■ **ACTION ITEM**: Which lines have the string "aliqua"? Copy all of them from the entries below.

■ **GIVEN INFORMATION**:
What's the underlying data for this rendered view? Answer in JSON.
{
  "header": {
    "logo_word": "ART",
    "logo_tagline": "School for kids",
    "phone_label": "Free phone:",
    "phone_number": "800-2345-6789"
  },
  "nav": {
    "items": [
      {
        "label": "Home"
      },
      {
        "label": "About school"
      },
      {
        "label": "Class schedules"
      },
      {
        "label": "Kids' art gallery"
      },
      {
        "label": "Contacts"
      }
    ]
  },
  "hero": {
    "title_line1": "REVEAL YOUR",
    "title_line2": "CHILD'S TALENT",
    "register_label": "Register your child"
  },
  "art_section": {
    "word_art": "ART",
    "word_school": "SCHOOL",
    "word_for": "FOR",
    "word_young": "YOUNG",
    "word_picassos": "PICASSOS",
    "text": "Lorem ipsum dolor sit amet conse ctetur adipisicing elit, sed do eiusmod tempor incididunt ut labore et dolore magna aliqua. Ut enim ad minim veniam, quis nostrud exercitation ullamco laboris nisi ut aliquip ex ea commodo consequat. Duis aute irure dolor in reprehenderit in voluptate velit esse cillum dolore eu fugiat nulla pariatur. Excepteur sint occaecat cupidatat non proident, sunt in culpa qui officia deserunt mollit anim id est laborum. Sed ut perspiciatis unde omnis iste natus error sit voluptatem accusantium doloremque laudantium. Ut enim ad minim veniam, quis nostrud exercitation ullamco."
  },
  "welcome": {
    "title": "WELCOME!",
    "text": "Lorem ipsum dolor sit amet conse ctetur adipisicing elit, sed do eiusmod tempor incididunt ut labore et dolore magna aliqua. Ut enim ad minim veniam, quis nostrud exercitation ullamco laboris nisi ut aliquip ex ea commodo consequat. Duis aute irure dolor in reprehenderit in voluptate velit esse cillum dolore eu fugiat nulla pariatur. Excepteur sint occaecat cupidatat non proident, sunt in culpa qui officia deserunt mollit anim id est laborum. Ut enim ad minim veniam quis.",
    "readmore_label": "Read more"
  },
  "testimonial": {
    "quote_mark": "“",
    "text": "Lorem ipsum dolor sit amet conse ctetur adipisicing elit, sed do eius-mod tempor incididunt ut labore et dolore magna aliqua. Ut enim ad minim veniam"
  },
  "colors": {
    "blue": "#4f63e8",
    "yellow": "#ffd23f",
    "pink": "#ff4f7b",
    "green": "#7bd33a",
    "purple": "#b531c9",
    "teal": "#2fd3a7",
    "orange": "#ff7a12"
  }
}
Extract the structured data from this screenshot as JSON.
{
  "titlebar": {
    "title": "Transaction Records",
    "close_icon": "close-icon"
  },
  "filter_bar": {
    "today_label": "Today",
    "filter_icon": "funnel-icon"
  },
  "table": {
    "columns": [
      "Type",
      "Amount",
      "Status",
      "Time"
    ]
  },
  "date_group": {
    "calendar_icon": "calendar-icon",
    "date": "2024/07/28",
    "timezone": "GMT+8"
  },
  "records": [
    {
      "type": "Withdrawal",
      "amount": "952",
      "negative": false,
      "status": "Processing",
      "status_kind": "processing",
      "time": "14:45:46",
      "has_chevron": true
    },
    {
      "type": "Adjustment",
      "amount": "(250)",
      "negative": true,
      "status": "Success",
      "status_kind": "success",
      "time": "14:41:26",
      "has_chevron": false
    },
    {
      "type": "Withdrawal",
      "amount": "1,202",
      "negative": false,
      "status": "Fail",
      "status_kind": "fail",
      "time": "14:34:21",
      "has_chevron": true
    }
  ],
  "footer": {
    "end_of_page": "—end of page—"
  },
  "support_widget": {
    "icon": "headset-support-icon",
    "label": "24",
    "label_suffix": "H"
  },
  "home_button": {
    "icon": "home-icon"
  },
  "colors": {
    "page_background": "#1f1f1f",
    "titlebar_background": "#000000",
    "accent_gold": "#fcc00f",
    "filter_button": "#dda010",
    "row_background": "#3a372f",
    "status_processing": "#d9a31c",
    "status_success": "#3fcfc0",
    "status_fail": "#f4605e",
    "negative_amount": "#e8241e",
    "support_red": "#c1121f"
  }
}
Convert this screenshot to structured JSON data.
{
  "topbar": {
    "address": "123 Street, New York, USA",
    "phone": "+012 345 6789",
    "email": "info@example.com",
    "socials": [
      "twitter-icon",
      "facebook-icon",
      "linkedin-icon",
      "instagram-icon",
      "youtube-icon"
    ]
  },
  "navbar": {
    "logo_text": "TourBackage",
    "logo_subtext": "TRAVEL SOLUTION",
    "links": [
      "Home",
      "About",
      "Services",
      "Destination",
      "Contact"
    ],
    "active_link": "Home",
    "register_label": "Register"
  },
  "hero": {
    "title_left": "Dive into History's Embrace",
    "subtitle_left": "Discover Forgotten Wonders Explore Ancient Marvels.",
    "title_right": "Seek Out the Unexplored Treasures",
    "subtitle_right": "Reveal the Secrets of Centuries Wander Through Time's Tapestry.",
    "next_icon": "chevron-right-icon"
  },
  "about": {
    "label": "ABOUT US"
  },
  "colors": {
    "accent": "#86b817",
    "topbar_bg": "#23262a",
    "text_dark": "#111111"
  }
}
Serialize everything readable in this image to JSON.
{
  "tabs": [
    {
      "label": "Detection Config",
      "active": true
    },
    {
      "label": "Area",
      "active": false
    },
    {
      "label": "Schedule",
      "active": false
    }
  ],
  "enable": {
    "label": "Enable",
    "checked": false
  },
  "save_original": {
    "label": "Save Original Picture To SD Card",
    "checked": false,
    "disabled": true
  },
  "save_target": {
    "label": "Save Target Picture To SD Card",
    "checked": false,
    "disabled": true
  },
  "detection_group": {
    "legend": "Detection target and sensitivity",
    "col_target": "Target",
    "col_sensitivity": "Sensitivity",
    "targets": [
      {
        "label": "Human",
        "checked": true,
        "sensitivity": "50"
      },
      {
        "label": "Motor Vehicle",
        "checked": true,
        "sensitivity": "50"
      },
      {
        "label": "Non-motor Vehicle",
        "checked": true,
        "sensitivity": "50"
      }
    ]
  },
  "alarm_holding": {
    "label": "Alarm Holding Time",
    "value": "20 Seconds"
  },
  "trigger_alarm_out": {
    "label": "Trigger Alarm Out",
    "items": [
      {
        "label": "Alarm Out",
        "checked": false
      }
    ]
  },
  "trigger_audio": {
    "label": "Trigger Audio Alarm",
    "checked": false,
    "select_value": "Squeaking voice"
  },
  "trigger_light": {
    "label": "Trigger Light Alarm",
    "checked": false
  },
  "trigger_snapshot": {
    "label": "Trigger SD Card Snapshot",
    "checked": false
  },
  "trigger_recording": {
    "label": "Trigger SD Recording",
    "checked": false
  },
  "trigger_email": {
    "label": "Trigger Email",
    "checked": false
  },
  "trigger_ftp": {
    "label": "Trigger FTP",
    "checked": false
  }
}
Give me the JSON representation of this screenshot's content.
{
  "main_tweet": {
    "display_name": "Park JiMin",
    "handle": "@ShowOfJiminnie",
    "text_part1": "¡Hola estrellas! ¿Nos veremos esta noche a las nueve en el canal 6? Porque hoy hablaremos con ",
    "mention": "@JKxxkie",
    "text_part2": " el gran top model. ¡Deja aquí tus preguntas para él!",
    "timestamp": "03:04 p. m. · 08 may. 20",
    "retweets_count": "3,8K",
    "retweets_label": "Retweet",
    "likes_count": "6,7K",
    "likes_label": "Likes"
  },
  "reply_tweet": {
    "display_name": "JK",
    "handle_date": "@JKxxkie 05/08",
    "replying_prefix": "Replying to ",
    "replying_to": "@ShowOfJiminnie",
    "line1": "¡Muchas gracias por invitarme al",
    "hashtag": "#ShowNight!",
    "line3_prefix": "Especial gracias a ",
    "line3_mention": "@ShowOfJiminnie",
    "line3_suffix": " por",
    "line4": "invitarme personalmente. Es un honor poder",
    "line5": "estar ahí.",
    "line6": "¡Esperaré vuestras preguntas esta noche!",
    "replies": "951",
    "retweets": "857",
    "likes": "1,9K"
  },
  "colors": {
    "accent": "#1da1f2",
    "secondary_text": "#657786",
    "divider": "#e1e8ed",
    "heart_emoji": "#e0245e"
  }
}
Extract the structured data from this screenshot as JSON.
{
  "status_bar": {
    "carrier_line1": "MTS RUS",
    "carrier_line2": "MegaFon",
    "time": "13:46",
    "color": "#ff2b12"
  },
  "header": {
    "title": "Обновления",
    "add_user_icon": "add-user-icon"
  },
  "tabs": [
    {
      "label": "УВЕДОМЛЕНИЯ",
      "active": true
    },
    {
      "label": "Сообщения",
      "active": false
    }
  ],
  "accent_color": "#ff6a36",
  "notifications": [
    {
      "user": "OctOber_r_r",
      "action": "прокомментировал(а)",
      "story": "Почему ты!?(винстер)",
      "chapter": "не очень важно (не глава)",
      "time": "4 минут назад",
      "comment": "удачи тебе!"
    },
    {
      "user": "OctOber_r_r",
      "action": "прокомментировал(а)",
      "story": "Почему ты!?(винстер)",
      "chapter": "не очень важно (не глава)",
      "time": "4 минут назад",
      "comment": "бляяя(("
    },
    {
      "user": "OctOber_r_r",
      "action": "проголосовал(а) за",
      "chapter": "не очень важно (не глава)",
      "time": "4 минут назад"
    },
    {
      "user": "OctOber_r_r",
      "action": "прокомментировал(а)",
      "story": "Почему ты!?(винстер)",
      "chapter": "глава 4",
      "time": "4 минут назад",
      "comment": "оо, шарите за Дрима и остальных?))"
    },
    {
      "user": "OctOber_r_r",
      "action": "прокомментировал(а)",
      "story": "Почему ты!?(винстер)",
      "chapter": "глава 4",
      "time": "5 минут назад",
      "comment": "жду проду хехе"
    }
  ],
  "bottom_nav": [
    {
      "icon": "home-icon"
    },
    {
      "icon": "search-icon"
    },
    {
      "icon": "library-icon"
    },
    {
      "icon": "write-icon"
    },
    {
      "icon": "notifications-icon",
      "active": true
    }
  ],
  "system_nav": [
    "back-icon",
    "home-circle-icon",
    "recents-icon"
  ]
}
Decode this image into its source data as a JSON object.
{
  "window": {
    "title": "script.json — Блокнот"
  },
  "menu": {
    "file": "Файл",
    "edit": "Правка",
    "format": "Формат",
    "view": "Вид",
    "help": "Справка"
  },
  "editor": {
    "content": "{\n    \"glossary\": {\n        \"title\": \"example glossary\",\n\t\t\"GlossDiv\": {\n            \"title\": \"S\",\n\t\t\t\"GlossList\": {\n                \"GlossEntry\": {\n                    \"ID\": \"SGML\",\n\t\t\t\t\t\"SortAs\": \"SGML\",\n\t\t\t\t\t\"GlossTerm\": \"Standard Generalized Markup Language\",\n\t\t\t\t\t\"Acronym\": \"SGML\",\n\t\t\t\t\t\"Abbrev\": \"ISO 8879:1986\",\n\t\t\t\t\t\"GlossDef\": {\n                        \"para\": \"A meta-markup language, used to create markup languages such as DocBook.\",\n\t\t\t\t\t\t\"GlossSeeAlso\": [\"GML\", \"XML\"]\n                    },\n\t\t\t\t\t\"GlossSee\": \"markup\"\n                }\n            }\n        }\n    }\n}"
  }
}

■ **RESPONSE**:
    "text": "Lorem ipsum dolor sit amet conse ctetur adipisicing elit, sed do eiusmod tempor incididunt ut labore et dolore magna aliqua. Ut enim ad minim veniam, quis nostrud exercitation ullamco laboris nisi ut aliquip ex ea commodo consequat. Duis aute irure dolor in reprehenderit in voluptate velit esse cillum dolore eu fugiat nulla pariatur. Excepteur sint occaecat cupidatat non proident, sunt in culpa qui officia deserunt mollit anim id est laborum. Sed ut perspiciatis unde omnis iste natus error sit voluptatem accusantium doloremque laudantium. Ut enim ad minim veniam, quis nostrud exercitation ullamco."
    "text": "Lorem ipsum dolor sit amet conse ctetur adipisicing elit, sed do eiusmod tempor incididunt ut labore et dolore magna aliqua. Ut enim ad minim veniam, quis nostrud exercitation ullamco laboris nisi ut aliquip ex ea commodo consequat. Duis aute irure dolor in reprehenderit in voluptate velit esse cillum dolore eu fugiat nulla pariatur. Excepteur sint occaecat cupidatat non proident, sunt in culpa qui officia deserunt mollit anim id est laborum. Ut enim ad minim veniam quis.",
    "text": "Lorem ipsum dolor sit amet conse ctetur adipisicing elit, sed do eius-mod tempor incididunt ut labore et dolore magna aliqua. Ut enim ad minim veniam"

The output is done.